|Newsletter - 2006 Archive|
Tim Pollock (1996)
Many long-time club members will have been saddened to hear the news that Tim Pollock died last Sunday night (August 6th). He was 81.
Tim's contribution to randonneur cycling in BC in the 1990s was extraordinary. He joined the randonneur committee in 1994 as secretary, then switched to treasurer for the following four years, and finally to membership in 1999 and 2000. He and wife Rita also handled the database responsibilities for a couple of years, and the newsletter in 1999. For six years, from 1996 - 2001, he organized the Fall Flatlander 200km. It was also Tim who researched and drafted our club constitution, and then in 1996 persuaded us all to buy into it and adopt it.
In 1997 Tim donated the "Lungs are for Life" trophy for the Flèche Pacifique, an award which rewards teams with a wide age range. It was one of Tim's proudest moments when his team won the Lungs are for Life trophy in 1998. It was a close call for Tim though - he reached the final 363 km control only moments before the 24 hour cut off.
On a personal note, Tim was particularly encouraging to me when I joined the committee in 1996. His input was indispensable in the effort to resurrect the Pacific Populaire beginning in 1996. Tim was also a big believer in the value of propaganda, and he encouraged my work on the information brochures, and made a special point of praising the articles about randonneuring I wrote for the Cycling BC newsletter in those years, and encouraged me to keep them coming.
Tim's official duties as Secretary, Treasurer, Database, etc were in no way the limit of his involvement - he was always quietly filling the gaps when something needed to be done. This extended to ride day also. It seemed to me that he was on the course manning controls for virtually every Lower Mainland event in the mid 1990s. I'll never forget his cheerful greetings and especially his big friendly smile as we cruised into his controls.
As Tim's involvement with the randonneurs began to wind down, he began to focus on another passion of his - the BC Lung Association. In 2000 at the age of 75 Tim rode his bike across America to raise money for the organization - Rita forwarded regular updates of his progress.
He was a mentor and a friend to me, and the backbone to this club for many years. Those who knew him will miss him greatly and remember him with great fondness.
Tim is survived by his wife Rita. He had seven children over two marriages - details below.
August 11, 2006
After posting the above, Harold Bridge added some additional information about Tim's earlier life that I hadn't known about:
Date of Birth: December 26, 1924. During WW2 he joined the RCNVR & served as an AA gunner on Corvettes escorting convoys across the North Atlantic. The most dangerous part of that was sailing in those awful tin cans across to Britain. Not satisfied with that he joined the army in 1950 to fight in the Korean campaign and was in Korea until 1956. He was a long distance trucker until the railways started the container service & he was one of 4,000 truckers put out of work. Thus he became an auditor for one of the Unions keeping tabs on the pension funds.
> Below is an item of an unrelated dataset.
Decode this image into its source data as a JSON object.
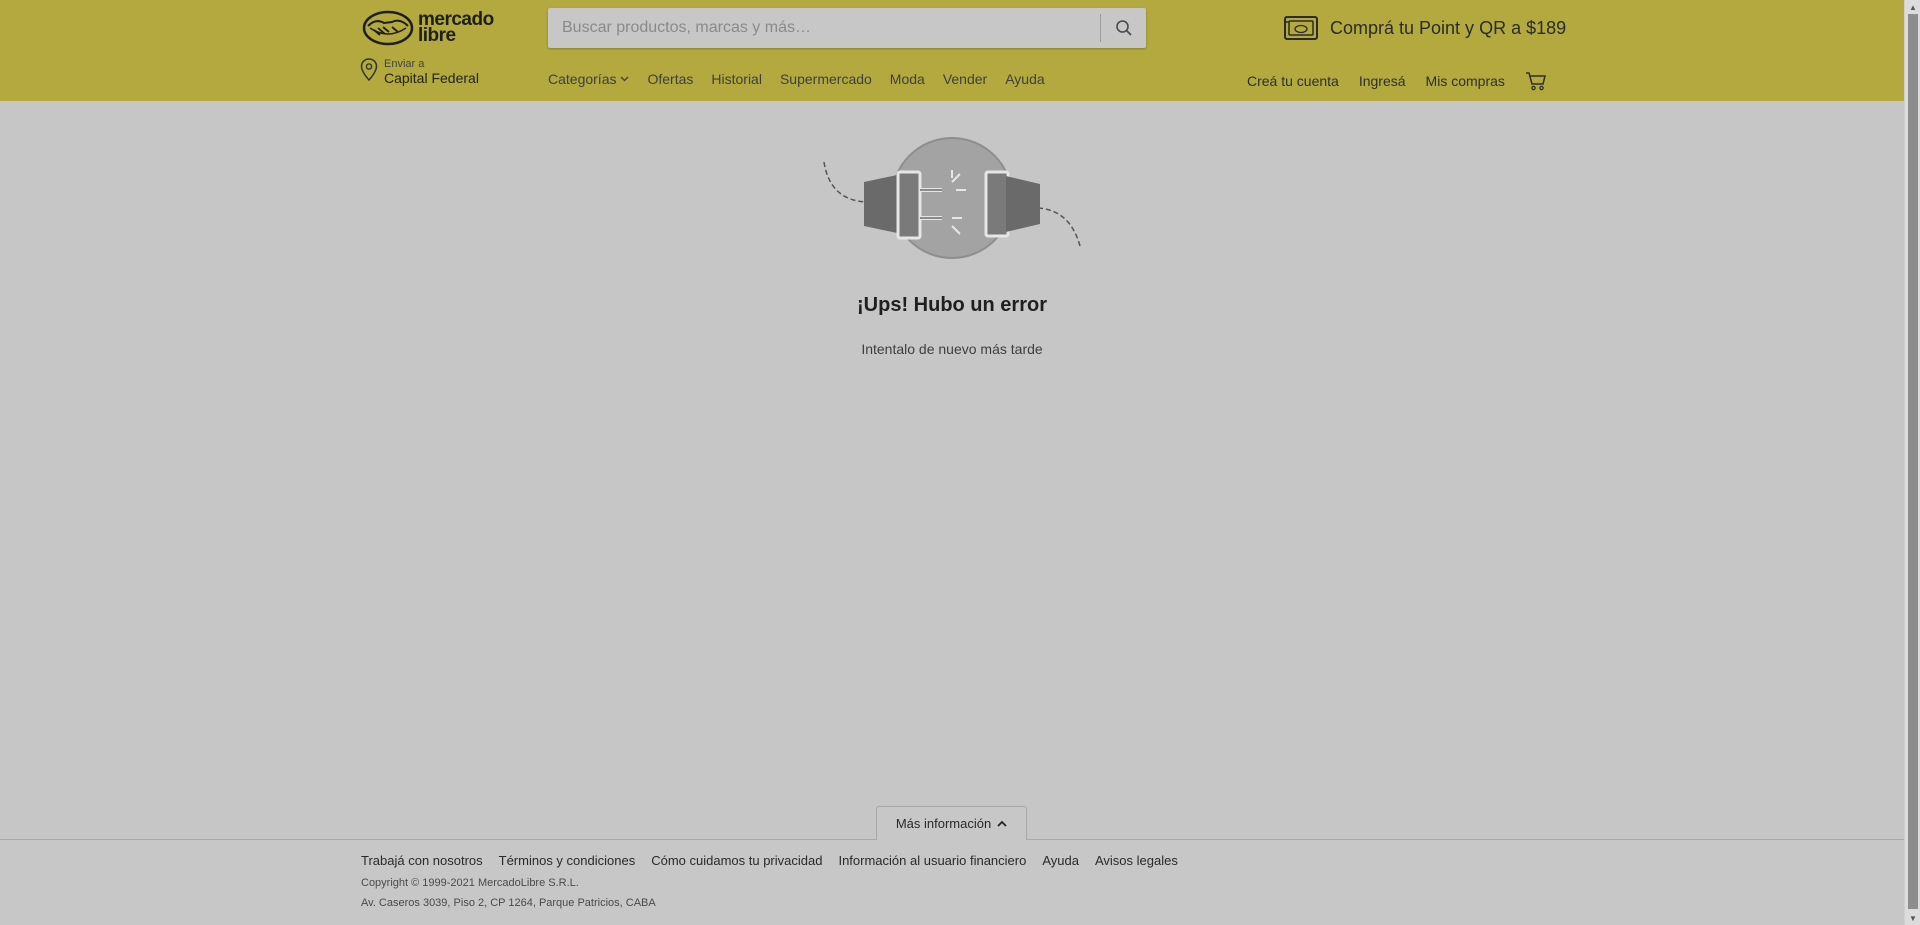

August 13, 2006
Harold asked Rita Pollock for more information about Tim's family and we immediately received this lovely response from her, which also contains more details about Tim's earlier life:
Tim's first marriage was to Marjorie in 1955, who brought with her two daughters, Florence Avis and Patricia Joanne. They proceeded to raise four more children of their own, Timothy John Douglas, Patrick Edward, Dorothy Emily Grace and Robert Michael. When his first marriage was severed he met Rita and took on her daughter Cassandra Reddemann as well.
From a farm boy in Grindrod, gentling horses, blacksmithing, knitting, and horse logging with his father, he joined the Royal Canadian Navy in 1942 serving in the North Atlantic. When the Korean War broke out he joined the Canadian Army Horse Artillery as a gunner and technical Assistant in 1950 serving until 1956. He then became a long haul truck driver until the trucking industry downsized and in his forties returned to school to become an accountant. He finally progressed to becoming the Field Auditor for the Operating Engineers Welfare Pension Plan, protecting the wages of the employees. He was the only one in the industry who was successful in recovering large sums of money for the workers from recalcitrant employers. One of the big unions asked him how he was able to be so successful when other unions were not. He said it was because he took only what was due, nothing more, nothing less, right down to the last cent. He would not make "deals" with the members' money. Even his opponents respected him. He retired at age 67 because his expertise was so in demand.
Whatever he put his hand to, he excelled and did all with enthusiasm and great humour. Even to his last day on this earth, he joked with his doctor. Several hours later he passed away with his family surrounding him.
I miss him dearly and will for a very long time, but I treasure our memories and the involvements we have had because of his indomitable spirit and his encouragement for me to step out of my comfort zone.
August 13, 2006
More on Tim: